Ratu Seru Epenisa Cakobau (1815-1883) was King of Fiji from 8 December 1852 to 10 October 1874, when he ceded his country to Queen Victoria of the United Kingdom. He became the Tui Bau (Paramount Chief of Bau) on 8 December 1852; as Bau had nominal suzerainty over the remainder of Fiji, he asserted that he was in fact the King of Fiji. Cakobau's claim was not universally accepted, however, and he engaged in constant warfare for almost nineteen years to unify the islands under his authority. He finally succeeded, and in June 1871, he established Levuka as the capital of his united kingdom. He decided to set up a constitutional monarchy, and the first legislative assembly met in November of that year. Both the legislature and the Cabinet were dominated by foreigners.
Once a fierce cannibal, Cakobau renounced cannibalism upon his conversion to Christianity.

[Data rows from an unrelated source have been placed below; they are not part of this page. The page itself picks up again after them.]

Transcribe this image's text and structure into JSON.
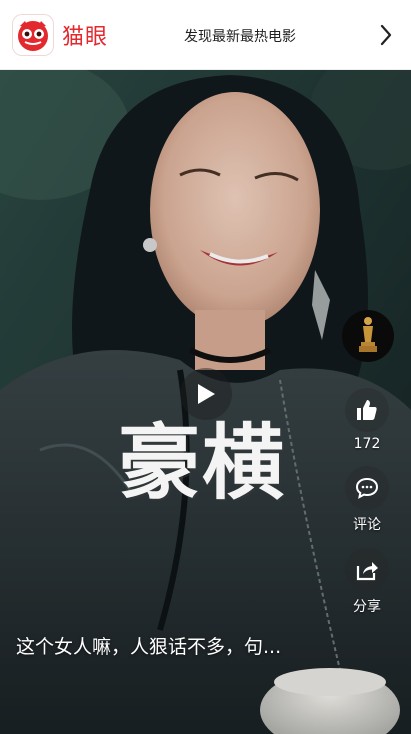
{
  "header": {
    "logo_text": "猫眼",
    "title": "发现最新最热电影",
    "next_icon": "chevron-right-icon"
  },
  "video": {
    "overlay_title": "豪横",
    "caption": "这个女人嘛，人狠话不多，句...",
    "play_icon": "play-icon"
  },
  "actions": {
    "avatar_icon": "oscar-trophy-icon",
    "like_count": "172",
    "comment_label": "评论",
    "share_label": "分享"
  },
  "colors": {
    "brand": "#e3282e",
    "header_bg": "#ffffff"
  }
}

Partly to pay a debt that he had incurred to the United States, and partly in the hope that the British would bring civilization and Christianity to Fiji, Cakobau decided to cede the islands to the United Kingdom in 1874. He remained Fiji's Paramount Chief, and lived quietly until his death in 1883.
The Cakobau name is an honoured one in Fiji today, as many of the country's leading figures have been direct descendants of Cakobau's. His great-grandson, Ratu Sir George Cakobau, served as Fiji's first native-born Governor-General from 1973 to 1983. Another descendant, Ratu Epeli Nailatikau, is the present Speaker of the Fijian House of Representatives. Ratu Sir Kamisese Mara, modern Fiji's founding father, is also a descendant of Cakobau's, though not through the male line. Fiji's political, academic, and military elites are dotted with high-achieving Cakobau descendants.